Try it – Print the entries exactly as they appear, and omit any images.

Dataset rows for apps and sites
┄┄┄┄┄┄┄┄┄┄
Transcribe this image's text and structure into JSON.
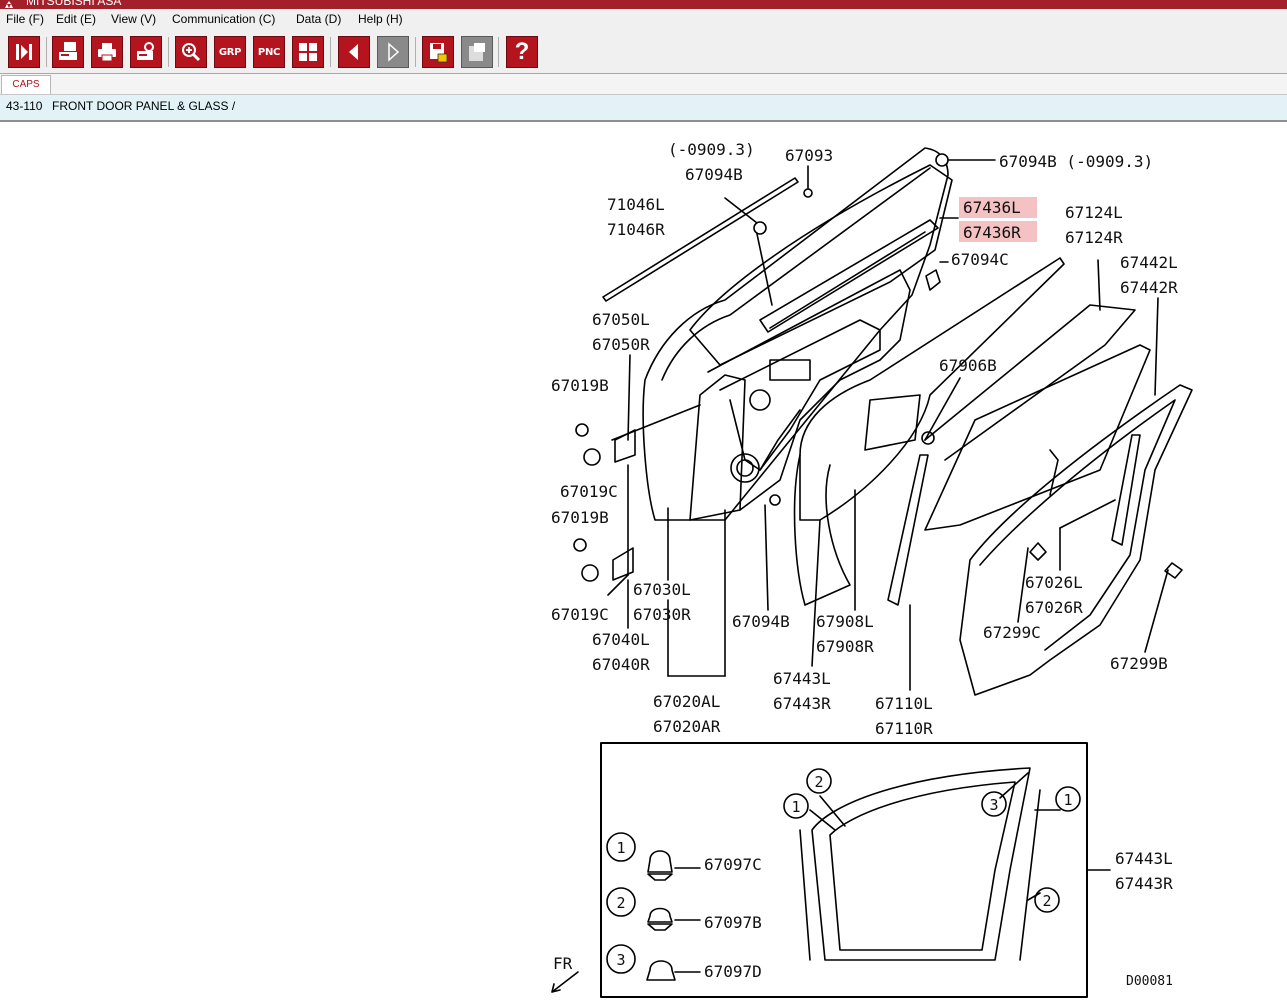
{
  "window": {
    "title": "MITSUBISHI ASA"
  },
  "menu": [
    {
      "label": "File (F)"
    },
    {
      "label": "Edit (E)"
    },
    {
      "label": "View (V)"
    },
    {
      "label": "Communication (C)"
    },
    {
      "label": "Data (D)"
    },
    {
      "label": "Help (H)"
    }
  ],
  "toolbar": {
    "grp_label": "GRP",
    "pnc_label": "PNC",
    "help_label": "?"
  },
  "tabs": [
    {
      "label": "CAPS"
    }
  ],
  "path": {
    "code": "43-110",
    "title": "FRONT DOOR PANEL & GLASS /"
  },
  "diagram": {
    "highlight_color": "#f4c2c2",
    "labels": {
      "date_range_1": "(-0909.3)",
      "p67093": "67093",
      "p67094B_a": "67094B",
      "p67094B_b": "67094B (-0909.3)",
      "p71046L": "71046L",
      "p71046R": "71046R",
      "p67436L": "67436L",
      "p67436R": "67436R",
      "p67124L": "67124L",
      "p67124R": "67124R",
      "p67094C": "67094C",
      "p67442L": "67442L",
      "p67442R": "67442R",
      "p67050L": "67050L",
      "p67050R": "67050R",
      "p67906B": "67906B",
      "p67019B_a": "67019B",
      "p67019C_a": "67019C",
      "p67019B_b": "67019B",
      "p67019C_b": "67019C",
      "p67030L": "67030L",
      "p67030R": "67030R",
      "p67040L": "67040L",
      "p67040R": "67040R",
      "p67094B_c": "67094B",
      "p67908L": "67908L",
      "p67908R": "67908R",
      "p67026L": "67026L",
      "p67026R": "67026R",
      "p67299C": "67299C",
      "p67299B": "67299B",
      "p67443L_a": "67443L",
      "p67443R_a": "67443R",
      "p67110L": "67110L",
      "p67110R": "67110R",
      "p67020AL": "67020AL",
      "p67020AR": "67020AR",
      "p67097C": "67097C",
      "p67097B": "67097B",
      "p67097D": "67097D",
      "p67443L_b": "67443L",
      "p67443R_b": "67443R",
      "fr": "FR",
      "drawing_id": "D00081",
      "c1": "1",
      "c2": "2",
      "c3": "3"
    }
  }
}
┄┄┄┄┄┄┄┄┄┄
Expected output –
Transcribe this image's text and structure into JSON.
{
  "window": {
    "title": "MITSUBISHI ASA"
  },
  "menu": [
    {
      "label": "File (F)"
    },
    {
      "label": "Edit (E)"
    },
    {
      "label": "View (V)"
    },
    {
      "label": "Communication (C)"
    },
    {
      "label": "Data (D)"
    },
    {
      "label": "Help (H)"
    }
  ],
  "toolbar": {
    "grp_label": "GRP",
    "pnc_label": "PNC",
    "help_label": "?"
  },
  "tabs": [
    {
      "label": "CAPS"
    }
  ],
  "path": {
    "code": "43-110",
    "title": "FRONT DOOR PANEL & GLASS /"
  },
  "diagram": {
    "highlight_color": "#f4c2c2",
    "labels": {
      "date_range_1": "(-0909.3)",
      "p67093": "67093",
      "p67094B_a": "67094B",
      "p67094B_b": "67094B (-0909.3)",
      "p71046L": "71046L",
      "p71046R": "71046R",
      "p67436L": "67436L",
      "p67436R": "67436R",
      "p67124L": "67124L",
      "p67124R": "67124R",
      "p67094C": "67094C",
      "p67442L": "67442L",
      "p67442R": "67442R",
      "p67050L": "67050L",
      "p67050R": "67050R",
      "p67906B": "67906B",
      "p67019B_a": "67019B",
      "p67019C_a": "67019C",
      "p67019B_b": "67019B",
      "p67019C_b": "67019C",
      "p67030L": "67030L",
      "p67030R": "67030R",
      "p67040L": "67040L",
      "p67040R": "67040R",
      "p67094B_c": "67094B",
      "p67908L": "67908L",
      "p67908R": "67908R",
      "p67026L": "67026L",
      "p67026R": "67026R",
      "p67299C": "67299C",
      "p67299B": "67299B",
      "p67443L_a": "67443L",
      "p67443R_a": "67443R",
      "p67110L": "67110L",
      "p67110R": "67110R",
      "p67020AL": "67020AL",
      "p67020AR": "67020AR",
      "p67097C": "67097C",
      "p67097B": "67097B",
      "p67097D": "67097D",
      "p67443L_b": "67443L",
      "p67443R_b": "67443R",
      "fr": "FR",
      "drawing_id": "D00081",
      "c1": "1",
      "c2": "2",
      "c3": "3"
    }
  }
}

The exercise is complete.